The 1,200 National Guard troops President Obama ordered to the U.S.-Mexico border in July are finally in place, nearly half in Arizona, the busiest state for illegal border crossings.
On a breezy afternoon on a hill west of Nogales, Ariz., four soldiers in combat gear, part of an Entry Identification Team, are standing watch. One is scanning the terrain with binoculars. None agreed to talk with NPR or let us use their names.
Border Patrol agent David Jimarez says this location, about a quarter mile from the border with Mexico, is a popular place to cross. If the soldiers weren't here, he says, there would be a Border Patrol truck clearly visible on this hilltop.
"Now that the National Guardsmen are here, we can free up that additional agent and he can go work areas more remote, more rural," Jimarez said.
The idea, he agrees, is to have them see and be seen.

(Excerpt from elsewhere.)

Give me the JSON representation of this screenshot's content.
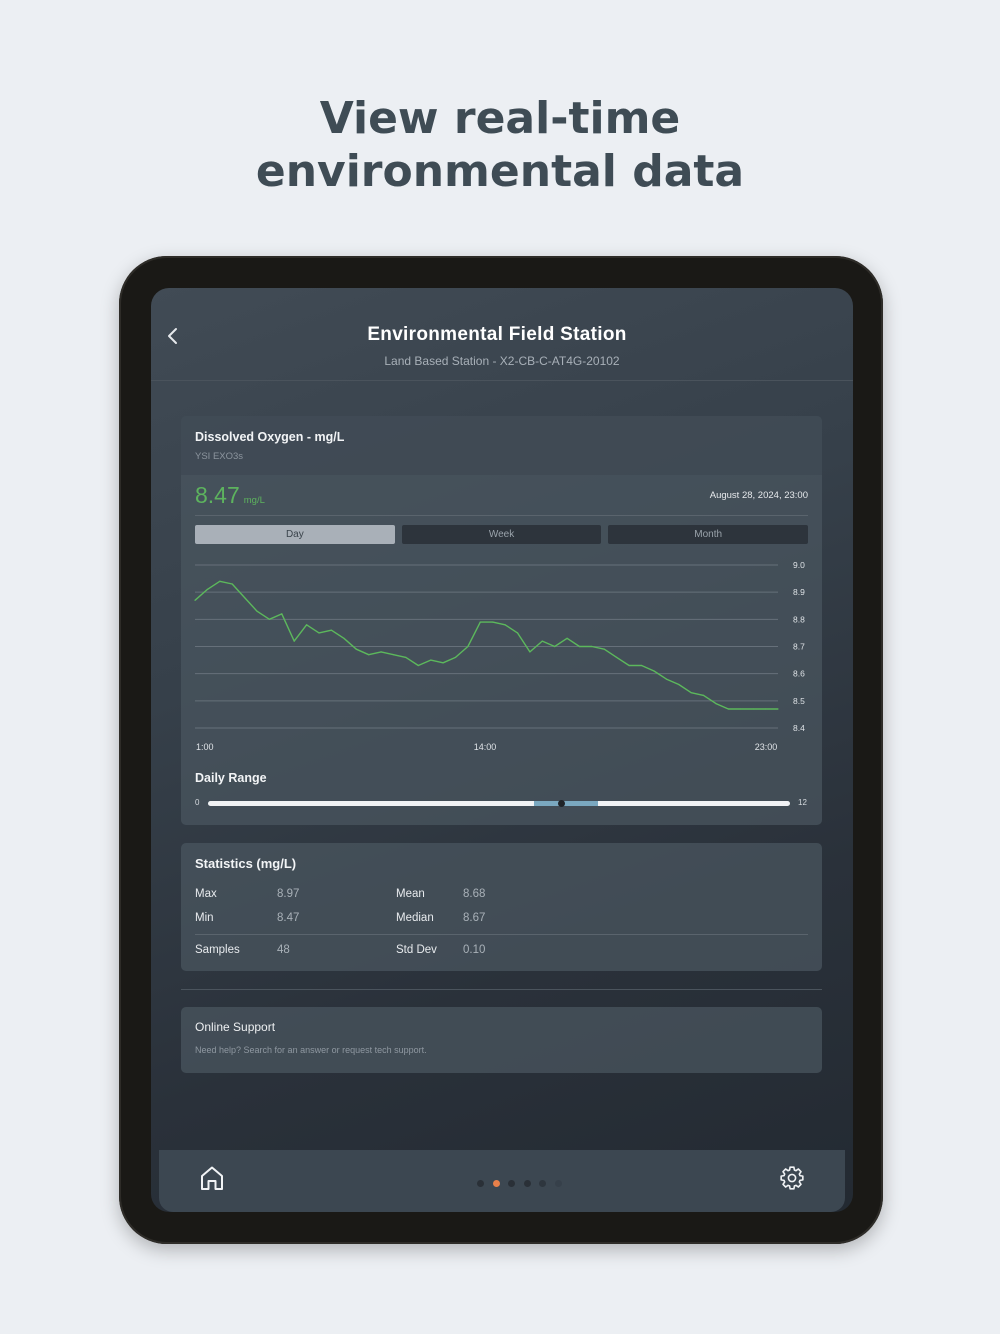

"They are in a high-visibility posture, so definitely ... they will be seen and that is part of the effect that we want to go ahead and create that deterrence effect," he said.
Four years ago, the National Guard was at this same spot; soldiers built the fence now in place. At the time, 6,000 troops came to the border until the Border Patrol could hire more agents. There are more than 3,000 agents in Arizona now.
Still, some critics want an even greater presence. They say 560 soldiers on Arizona's border are not enough. But, Victor Manjarrez, chief of the Tucson Border Patrol Sector, says the extra eyes and ears are paying off.
"We've seen that in the very short time frame they've been deployed," he said. "The critics point to the number. At no time will I ever turn away a resource.
"If that number were to go up, we'd gladly accept that. If that number were to go down, we'd make those adjustments."
Manjarrez says the soldiers already have played a role in 400 arrests. When soldiers spot illegal crossers, they radio Border Patrol, which tries to apprehend them. National Guard troops do not make arrests themselves -- another criticism from border hawks. The Guard says the troops are not trained as law enforcement officers, but Col. Jill Nelson of the Arizona National Guard says, they are prepared for danger.
"Every soldier and airman assigned to an EIT site has a weapon, and we authorize under the strict guidelines with the state with the rules of engagement which were established for this mission," she said.
She added that they are authorized to use their weapons for self-defense.
The Border Patrol won't say exactly where the troops have been placed, though there aren't any on the vast Tohono O'odham Indian Reservation -— one of the most porous areas for smuggling.
The troops have been put on or near the Krentz Ranch in southeastern Arizona where rancher Rob Krentz was killed in March, presumably by a drug smuggler. The uproar following that killing spurred the Arizona Legislature to pass an anti-immigration law now being challenged in court. It also prompted Obama to send the troops, which is why the Rev. Robin Hoover, a longtime immigration-rights activist, calls the mission more political than strategic.
"This is a fabulous political ploy to be putting 500 Guardsmen into a depressed economy in southern Arizona, renting hotel rooms and buying gasoline and showing -- just in front of the election -- that the Democratic Party gets it and they want to do some border enforcement," he said.
The National Guard troops are scheduled to stay on the border for a year. That means they will be in place through what is usually the busiest season for crossing: the spring.